Industrial Utility Efficiency    

Air Treatment/N2

Dew point is simply the temperature to which air must be cooled for the water vapor within to condense into dew or frost. At any temperature, there is a maximum amount of water vapor that the air can hold. This maximum amount is called the water vapor saturation pressure. If more water vapor is added beyond this point, it will result in condensation.
In this article we will discuss how to achieve actual oil-free air from your air compressor, no matter what type of air compressor it is. Air compressors of all designs turn mechanical power into pneumatic power by successively concentrating air across compression stages. A rotary screw air compressor, for example, utilizes rotating helical screws to drive air forward, increasing its pressure by reducing the volume of space the air mass takes up. Mechanical compression of this nature takes quite the force and energy to accomplish, which equates to heat generation and physical wear inside of the compressor. 
One of the most satisfying parts of being a compressed air system auditor is resolving compressed air system reliability issues. This article exposes a seldom, if ever, mentioned problem that can occur when air dryers are dedicated to air compressors. It examines a real-world application and discusses the action taken to remedy the situation.
As founding members of a startup company in the compressed air and gas purification and separation industry, nano-purification solutions felt a kinship with the owners, employees and mission of Death Wish Coffee Co. The kinship and nano-purification solutions’ expertise in onsite nitrogen generation led to the installation of a nitrogen generation system that contributes to the overall efficiencies and operational costs savings at the coffee roaster’s production operation in Round Lake, New York.
The foundation of any purification system is its filtration and of the ten main contaminants found in a compressed air system, filtration is responsible for the treatment of nine of them.
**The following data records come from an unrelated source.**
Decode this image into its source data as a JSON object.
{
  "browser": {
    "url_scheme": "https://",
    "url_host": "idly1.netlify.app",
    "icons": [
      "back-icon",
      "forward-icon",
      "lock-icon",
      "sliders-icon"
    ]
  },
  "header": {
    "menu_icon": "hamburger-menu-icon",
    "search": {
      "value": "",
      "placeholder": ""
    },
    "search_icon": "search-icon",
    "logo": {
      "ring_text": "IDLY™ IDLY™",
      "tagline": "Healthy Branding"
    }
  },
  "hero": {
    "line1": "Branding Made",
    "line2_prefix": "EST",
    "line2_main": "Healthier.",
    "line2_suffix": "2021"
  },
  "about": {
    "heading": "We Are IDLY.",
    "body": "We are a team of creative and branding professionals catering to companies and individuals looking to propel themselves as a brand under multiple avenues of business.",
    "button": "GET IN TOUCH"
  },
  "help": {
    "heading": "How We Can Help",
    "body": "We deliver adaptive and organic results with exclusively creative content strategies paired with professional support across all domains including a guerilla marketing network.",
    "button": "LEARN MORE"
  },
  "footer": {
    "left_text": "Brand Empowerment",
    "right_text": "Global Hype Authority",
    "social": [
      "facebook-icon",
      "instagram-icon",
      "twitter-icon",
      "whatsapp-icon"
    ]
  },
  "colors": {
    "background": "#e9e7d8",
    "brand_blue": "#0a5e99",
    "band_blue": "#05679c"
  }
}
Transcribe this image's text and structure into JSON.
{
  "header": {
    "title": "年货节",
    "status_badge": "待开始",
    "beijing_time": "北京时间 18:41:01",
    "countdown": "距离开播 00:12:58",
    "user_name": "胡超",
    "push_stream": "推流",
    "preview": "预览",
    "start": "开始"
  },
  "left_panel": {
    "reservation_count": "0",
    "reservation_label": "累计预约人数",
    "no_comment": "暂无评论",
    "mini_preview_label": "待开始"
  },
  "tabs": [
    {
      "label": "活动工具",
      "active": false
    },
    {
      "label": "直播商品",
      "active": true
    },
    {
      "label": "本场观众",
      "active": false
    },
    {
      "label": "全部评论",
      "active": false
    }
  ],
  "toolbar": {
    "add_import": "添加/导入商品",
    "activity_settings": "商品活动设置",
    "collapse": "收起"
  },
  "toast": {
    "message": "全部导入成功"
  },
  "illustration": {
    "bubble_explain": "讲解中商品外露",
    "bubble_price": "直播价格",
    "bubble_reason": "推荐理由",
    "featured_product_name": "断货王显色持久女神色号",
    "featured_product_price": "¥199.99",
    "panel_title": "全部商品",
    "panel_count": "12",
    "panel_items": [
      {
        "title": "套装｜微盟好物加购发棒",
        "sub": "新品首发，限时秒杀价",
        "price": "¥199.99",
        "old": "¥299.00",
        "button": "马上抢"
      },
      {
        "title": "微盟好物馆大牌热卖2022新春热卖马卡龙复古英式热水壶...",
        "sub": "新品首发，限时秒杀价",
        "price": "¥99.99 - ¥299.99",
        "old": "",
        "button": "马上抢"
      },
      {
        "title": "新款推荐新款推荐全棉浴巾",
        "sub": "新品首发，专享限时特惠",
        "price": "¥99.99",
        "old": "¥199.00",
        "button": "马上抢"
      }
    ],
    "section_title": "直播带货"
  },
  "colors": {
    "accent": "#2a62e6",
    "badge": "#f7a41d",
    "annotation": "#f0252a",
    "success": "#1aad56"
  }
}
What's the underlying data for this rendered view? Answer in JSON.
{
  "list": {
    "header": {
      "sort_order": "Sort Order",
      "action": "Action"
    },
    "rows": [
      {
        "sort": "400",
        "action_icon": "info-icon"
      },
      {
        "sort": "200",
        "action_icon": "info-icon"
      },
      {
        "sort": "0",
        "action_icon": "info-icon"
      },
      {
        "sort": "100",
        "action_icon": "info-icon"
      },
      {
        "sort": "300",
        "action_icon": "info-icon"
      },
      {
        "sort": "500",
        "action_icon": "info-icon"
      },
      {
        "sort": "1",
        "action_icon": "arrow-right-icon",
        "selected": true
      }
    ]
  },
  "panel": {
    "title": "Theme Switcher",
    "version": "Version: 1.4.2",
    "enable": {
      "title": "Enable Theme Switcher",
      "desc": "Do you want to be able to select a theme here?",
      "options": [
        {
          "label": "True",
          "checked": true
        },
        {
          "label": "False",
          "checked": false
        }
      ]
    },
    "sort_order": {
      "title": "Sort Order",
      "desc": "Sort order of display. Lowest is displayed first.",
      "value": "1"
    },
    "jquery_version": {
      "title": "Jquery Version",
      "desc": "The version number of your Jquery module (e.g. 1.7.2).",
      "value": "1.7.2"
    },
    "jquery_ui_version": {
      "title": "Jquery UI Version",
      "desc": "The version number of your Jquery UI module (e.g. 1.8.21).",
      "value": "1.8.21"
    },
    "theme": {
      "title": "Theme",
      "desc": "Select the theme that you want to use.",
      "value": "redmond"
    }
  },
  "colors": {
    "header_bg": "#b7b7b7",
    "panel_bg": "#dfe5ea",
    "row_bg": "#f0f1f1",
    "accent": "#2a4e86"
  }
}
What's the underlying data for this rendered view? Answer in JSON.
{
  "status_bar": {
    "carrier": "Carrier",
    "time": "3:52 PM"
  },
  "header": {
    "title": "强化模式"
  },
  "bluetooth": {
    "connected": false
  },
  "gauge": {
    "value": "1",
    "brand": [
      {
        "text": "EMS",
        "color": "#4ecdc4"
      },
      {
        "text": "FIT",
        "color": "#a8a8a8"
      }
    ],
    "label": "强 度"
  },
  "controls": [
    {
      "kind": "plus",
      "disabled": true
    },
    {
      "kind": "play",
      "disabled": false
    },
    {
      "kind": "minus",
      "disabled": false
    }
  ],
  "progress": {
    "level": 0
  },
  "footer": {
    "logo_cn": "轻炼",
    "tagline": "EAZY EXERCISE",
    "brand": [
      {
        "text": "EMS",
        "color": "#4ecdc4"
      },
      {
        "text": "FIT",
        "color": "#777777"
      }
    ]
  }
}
Coalescing filters are the most important piece of purification equipment as they reduce six of the ten contaminants and a look in any air compressor room will find a pair of coalescing filters (backed up with dry particulate and oil vapor removal filters).
In the field of externally heated adsorption dryers there is a large variety of different systems on the market offering substantial flexibility in terms of process flows, dew points and energy demand. Often, economic parameters and project-specific requirements ultimately define the individual user-specific solution. This article discusses the basic types of desiccants used in compressed air dryers.
This article is intended to show the relationships between risks and specifications, opportunities and responsibility in validation, and in particular, the use of modern and calibrated measurement technology in the sample chain.
Often when you mention heat of compression the first thought generally relates to HOC desiccant dryers, which are also an under-applied opportunity for heat recovery. However, there are many other heat of compression recoverable energy savings opportunities in all compressed air and gas systems. This article reviews many opportunities in energy heat recovery and provides answer to commonly asked question.
As part of an energy reduction effort, a Canadian technical college hired a compressed air auditor to do a leakage audit of their large campus, which houses over 30 mixed use buildings, including laboratories, research facilities, shops and classrooms. The audit found very few leaks, the reduction of which would achieve minimal savings; however, a few surprising items of interest were noticed during the study that showed very good potential for operating cost savings of 64% with an estimated $45,000 per year in reduced energy and water costs. This article discusses some of the findings and how savings can be achieved on lightly loaded compressed air systems.
Experienced auditors become wary when they see desiccant dryers installed in customers’ plants. These dryers are required when a plant needs instrument-quality compressed air, or when compressed air piping is exposed to freezing temperatures. However, while desiccant dryers can gain this level of quality, the energy cost of stepping up from a dewpoint of 35 oF to a level of -40 oF increases quite considerably. To attempt to reduce the energy costs of drying to these low levels, heated blower desiccant styles may be used. This article describes three common desiccant dryer types, as well as some experiences, good and bad, with heated blower types.
This major food manufacturing plant in the Midwest uses compressed air and onsite nitrogen generation to operate multiple snack production and packaging lines. The plant spends an estimated $430,344 annually on energy to operate its compressed air system based on an average rate of 4.5 cents per kWh.